This is the second post in a two-part series. Catch up on the first part here. Allegra Tennis interned with the Field Book Project and Metadata Services over the summer to investigate Smithsonian research related to countries with populations of under a million.
I came to the field of librarianship from a scientific background. The processes, details, and discoveries to be made have always held a magical quality for me. As I grew up and talked with others, I began to notice that not everyone views science in this way. Many people seem to be interested in science, whether in the idea of it, the usefulness of it, or they raw beauty of it. Yet too often people are intimidated by science, either by the research or by the researchers themselves.
In a previous blog post, I discussed how refreshing it is to see scientists embrace humor as a part of their work. I spoke of the concept in reference to the Pacific Ocean Biological Survey Program, which is the largest collection in the Smithsonian Institution Archives, and the data published continues to be used by scientists today. This amount of scientific research can sound extremely daunting to the average person, and indeed, it is too often that science has that effect.
But, as I read through the journals and field notes of these men who were off doing amazing scientific work, I realize how normal they were. They complain about real and trivial things, such as melted ice cream, the lack of their favorite cereal, or the close confines of the ship.
I can stand a man all day long, … and keep on standing him every day for six months or a year. But when I have to sleep with the guy too, and listen to him snore the same … tune every night, that’s too much.
(Excerpt from field notes, published in Droppings From the Eagle’s Roost).
In my opinion, the humanizing effect this collection has is what makes it so special. Too often science is seen reverently, as a holy, un-touchable field, which people must feel “a calling” toward. I believe that viewing scientists as normal people is a benefit, and makes the science itself easier to understand. These little snippets found in the field notes may seem trivial and distracting, but I feel that it serves the opposite purpose. They are the “spoonful of sugar that makes the medicine go down,” the small bit of humor that makes the science easier to grasp.
At the heart of it, isn’t that what the Smithsonian Institution, and most museums and libraries in general, try to do? We attempt to demystify science for our visitors, to make the information as accessible and understandable as possible to as many people as possible. This concept is a large part of the very mission of the Smithsonian, “…the increase and diffusion of knowledge….” It is not enough to make the information available, we must strive to make it feel less menacing and imposing as well. What good is it to have access to high-quality research if people are too intimidated by the topic to do anything with it?

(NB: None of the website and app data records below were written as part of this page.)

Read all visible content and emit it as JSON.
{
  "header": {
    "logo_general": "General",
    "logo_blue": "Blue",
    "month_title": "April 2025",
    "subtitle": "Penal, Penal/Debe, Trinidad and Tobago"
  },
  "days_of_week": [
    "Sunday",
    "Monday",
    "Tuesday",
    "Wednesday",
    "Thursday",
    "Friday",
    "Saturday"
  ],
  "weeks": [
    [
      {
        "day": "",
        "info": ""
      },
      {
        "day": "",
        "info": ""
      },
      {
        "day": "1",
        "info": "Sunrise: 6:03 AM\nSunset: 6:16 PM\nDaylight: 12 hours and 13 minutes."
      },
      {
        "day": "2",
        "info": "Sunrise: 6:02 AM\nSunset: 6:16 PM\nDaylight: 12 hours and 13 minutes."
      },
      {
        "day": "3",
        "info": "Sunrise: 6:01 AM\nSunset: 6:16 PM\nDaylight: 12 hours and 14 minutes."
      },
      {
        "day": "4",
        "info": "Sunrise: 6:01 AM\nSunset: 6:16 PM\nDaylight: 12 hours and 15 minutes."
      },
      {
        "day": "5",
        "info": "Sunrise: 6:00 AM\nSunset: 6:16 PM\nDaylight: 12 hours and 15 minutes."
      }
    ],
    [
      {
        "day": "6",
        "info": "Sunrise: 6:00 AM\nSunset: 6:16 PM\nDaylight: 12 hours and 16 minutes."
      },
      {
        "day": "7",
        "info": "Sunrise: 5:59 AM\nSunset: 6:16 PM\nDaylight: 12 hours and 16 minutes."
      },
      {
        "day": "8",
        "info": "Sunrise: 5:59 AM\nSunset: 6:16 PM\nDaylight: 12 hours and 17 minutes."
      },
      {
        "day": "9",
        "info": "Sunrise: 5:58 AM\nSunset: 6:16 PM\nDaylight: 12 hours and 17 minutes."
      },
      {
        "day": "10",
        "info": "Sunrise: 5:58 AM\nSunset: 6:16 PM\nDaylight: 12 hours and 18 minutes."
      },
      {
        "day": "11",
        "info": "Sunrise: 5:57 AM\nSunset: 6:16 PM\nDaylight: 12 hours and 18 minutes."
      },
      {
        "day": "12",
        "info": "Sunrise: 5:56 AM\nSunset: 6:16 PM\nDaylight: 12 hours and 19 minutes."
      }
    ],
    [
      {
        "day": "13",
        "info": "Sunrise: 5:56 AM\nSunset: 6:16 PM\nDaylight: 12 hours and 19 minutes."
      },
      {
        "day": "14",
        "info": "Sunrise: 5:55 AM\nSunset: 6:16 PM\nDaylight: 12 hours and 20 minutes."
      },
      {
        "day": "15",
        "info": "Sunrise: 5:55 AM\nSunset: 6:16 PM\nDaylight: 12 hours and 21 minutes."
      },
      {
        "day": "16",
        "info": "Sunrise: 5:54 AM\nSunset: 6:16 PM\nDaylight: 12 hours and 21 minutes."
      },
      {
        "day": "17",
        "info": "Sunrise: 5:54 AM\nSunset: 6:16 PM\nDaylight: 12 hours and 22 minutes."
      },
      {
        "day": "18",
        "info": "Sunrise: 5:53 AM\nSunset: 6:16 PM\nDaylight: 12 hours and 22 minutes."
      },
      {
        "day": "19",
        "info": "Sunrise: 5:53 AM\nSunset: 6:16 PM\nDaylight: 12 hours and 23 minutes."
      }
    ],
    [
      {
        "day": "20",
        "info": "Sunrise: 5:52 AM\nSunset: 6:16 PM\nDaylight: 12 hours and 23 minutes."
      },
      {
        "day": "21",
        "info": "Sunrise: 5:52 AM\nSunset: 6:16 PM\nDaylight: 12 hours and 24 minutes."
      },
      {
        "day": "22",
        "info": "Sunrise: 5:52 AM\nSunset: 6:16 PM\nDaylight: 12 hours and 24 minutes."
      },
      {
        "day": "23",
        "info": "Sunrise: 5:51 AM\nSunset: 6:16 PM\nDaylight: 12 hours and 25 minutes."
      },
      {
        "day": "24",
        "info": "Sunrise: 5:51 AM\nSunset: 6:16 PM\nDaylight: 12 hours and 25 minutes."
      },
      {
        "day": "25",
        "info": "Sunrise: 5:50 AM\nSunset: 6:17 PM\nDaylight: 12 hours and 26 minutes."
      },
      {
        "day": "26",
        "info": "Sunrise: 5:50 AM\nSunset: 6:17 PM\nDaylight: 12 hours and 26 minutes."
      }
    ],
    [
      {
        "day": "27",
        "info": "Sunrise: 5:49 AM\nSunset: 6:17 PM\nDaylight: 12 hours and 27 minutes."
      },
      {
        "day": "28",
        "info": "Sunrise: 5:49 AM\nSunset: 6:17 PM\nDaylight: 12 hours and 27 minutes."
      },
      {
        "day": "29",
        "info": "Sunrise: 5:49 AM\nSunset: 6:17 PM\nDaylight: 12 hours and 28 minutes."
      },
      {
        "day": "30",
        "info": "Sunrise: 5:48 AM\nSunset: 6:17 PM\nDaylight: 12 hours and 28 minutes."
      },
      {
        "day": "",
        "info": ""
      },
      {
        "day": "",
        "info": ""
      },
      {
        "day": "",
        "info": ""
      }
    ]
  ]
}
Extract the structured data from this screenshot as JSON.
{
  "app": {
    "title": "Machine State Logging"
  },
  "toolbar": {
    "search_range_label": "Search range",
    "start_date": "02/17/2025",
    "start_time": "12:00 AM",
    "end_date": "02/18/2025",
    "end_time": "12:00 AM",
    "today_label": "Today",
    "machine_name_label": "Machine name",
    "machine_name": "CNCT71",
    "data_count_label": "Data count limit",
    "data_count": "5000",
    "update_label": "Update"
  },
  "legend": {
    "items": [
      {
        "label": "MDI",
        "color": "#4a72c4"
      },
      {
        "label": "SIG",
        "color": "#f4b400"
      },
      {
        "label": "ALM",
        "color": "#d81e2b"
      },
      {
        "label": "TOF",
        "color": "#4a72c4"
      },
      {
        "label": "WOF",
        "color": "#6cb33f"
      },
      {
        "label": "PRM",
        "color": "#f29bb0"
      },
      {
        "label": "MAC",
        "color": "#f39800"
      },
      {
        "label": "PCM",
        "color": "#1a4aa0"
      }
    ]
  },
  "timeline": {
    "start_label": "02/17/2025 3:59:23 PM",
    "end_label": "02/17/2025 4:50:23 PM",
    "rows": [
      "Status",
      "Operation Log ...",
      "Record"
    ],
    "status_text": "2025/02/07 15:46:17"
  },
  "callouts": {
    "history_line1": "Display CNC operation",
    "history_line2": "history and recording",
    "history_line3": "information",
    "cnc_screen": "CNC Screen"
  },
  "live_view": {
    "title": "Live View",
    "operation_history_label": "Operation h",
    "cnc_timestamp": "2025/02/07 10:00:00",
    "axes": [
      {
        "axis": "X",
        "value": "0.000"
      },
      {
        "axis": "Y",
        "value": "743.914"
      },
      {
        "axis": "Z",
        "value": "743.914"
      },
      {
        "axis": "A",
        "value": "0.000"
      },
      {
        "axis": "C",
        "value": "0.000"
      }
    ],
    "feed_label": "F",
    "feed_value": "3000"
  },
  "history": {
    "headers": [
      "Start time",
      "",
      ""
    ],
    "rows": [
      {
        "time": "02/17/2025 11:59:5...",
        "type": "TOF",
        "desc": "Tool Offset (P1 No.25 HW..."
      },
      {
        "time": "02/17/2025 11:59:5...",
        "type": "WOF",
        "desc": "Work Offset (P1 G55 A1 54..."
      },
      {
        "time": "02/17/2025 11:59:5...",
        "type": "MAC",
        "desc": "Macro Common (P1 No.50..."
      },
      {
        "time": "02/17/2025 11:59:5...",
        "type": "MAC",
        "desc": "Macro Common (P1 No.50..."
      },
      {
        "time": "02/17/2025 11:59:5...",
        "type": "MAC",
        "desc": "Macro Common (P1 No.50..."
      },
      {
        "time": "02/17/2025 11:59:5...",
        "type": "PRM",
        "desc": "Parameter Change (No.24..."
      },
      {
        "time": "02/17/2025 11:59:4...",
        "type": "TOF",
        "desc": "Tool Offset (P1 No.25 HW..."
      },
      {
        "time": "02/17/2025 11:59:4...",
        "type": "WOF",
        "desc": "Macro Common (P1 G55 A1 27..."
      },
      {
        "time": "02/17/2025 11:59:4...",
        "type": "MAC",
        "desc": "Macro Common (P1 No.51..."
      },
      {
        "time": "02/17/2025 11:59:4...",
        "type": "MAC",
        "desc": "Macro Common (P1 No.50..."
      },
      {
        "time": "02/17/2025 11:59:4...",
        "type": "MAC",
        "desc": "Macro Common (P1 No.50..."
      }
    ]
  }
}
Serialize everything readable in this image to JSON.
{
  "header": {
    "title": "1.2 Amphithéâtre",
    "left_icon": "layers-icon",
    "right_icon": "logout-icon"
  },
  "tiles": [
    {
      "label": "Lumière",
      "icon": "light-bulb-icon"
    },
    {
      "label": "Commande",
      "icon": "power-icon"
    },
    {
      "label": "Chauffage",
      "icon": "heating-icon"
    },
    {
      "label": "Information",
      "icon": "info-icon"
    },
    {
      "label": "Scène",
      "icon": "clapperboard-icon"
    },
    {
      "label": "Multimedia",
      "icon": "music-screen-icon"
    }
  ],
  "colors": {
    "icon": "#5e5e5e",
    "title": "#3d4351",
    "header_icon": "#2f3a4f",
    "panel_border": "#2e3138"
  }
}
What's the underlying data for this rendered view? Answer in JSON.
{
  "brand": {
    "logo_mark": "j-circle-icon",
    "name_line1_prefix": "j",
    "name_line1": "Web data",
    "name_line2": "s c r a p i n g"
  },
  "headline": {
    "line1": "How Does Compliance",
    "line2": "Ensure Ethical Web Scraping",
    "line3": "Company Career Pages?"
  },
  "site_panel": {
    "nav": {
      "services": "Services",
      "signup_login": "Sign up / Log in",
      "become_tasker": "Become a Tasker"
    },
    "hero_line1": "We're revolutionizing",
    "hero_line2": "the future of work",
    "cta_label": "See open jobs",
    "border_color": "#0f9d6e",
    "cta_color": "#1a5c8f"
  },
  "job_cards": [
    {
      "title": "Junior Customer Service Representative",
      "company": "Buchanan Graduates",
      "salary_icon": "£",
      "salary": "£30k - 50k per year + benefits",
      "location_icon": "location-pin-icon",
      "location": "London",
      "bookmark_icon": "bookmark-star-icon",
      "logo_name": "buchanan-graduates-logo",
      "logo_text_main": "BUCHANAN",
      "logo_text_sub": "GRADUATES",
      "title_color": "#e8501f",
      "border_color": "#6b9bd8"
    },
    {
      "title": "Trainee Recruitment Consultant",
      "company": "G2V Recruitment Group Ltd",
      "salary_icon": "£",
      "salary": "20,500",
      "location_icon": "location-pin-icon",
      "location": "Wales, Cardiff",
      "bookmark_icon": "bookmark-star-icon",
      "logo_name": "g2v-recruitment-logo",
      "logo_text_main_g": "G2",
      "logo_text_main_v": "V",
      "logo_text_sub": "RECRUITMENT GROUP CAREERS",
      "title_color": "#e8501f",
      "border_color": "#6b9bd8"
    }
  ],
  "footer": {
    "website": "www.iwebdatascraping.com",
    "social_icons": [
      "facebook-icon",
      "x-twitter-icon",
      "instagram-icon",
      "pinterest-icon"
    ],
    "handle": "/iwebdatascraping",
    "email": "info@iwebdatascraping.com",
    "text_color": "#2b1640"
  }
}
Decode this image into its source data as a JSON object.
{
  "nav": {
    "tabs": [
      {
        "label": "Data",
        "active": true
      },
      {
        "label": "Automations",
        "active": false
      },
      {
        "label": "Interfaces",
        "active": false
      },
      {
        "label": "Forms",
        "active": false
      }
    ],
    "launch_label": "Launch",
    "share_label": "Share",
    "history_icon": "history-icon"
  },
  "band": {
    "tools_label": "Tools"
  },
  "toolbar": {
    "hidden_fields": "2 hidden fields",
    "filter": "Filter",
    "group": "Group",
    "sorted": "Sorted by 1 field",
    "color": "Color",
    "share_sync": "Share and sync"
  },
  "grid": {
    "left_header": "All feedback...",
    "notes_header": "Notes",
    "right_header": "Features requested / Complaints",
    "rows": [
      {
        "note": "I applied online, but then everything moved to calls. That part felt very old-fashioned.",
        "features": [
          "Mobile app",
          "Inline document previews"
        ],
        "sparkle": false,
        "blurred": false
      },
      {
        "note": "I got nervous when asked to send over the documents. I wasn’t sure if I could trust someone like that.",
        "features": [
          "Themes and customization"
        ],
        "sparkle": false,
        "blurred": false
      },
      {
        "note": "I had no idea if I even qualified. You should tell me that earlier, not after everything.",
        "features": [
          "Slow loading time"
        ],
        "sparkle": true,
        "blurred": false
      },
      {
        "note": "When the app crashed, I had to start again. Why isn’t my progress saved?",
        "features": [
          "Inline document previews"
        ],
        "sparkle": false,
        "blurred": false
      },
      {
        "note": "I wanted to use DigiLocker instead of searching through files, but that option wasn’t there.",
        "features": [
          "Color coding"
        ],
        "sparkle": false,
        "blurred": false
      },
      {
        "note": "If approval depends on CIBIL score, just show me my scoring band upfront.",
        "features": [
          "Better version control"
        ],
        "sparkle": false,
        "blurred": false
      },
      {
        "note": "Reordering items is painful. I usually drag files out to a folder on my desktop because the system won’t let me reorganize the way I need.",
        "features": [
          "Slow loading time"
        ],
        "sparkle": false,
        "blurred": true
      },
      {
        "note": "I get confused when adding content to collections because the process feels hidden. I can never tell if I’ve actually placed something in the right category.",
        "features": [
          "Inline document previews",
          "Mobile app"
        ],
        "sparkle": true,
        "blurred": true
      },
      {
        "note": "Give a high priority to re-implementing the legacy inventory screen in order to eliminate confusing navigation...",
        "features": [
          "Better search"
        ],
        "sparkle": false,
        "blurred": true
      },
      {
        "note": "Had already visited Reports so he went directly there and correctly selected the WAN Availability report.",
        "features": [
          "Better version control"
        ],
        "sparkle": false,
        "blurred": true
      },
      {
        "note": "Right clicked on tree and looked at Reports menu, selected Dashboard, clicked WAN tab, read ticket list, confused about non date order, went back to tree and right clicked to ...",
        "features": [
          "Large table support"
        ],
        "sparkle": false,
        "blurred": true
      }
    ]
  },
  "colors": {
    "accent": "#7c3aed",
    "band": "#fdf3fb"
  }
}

So, is it silly and trivial, or is it providing context into the lives or the researchers? Is it a distraction from the research, or is it making it less menacing to the average person? In the end, these things do not lessen the impact of their associated scientific data. If anything, by increasing the visibility of the data, I believe these oddments have the potential to add to their impact.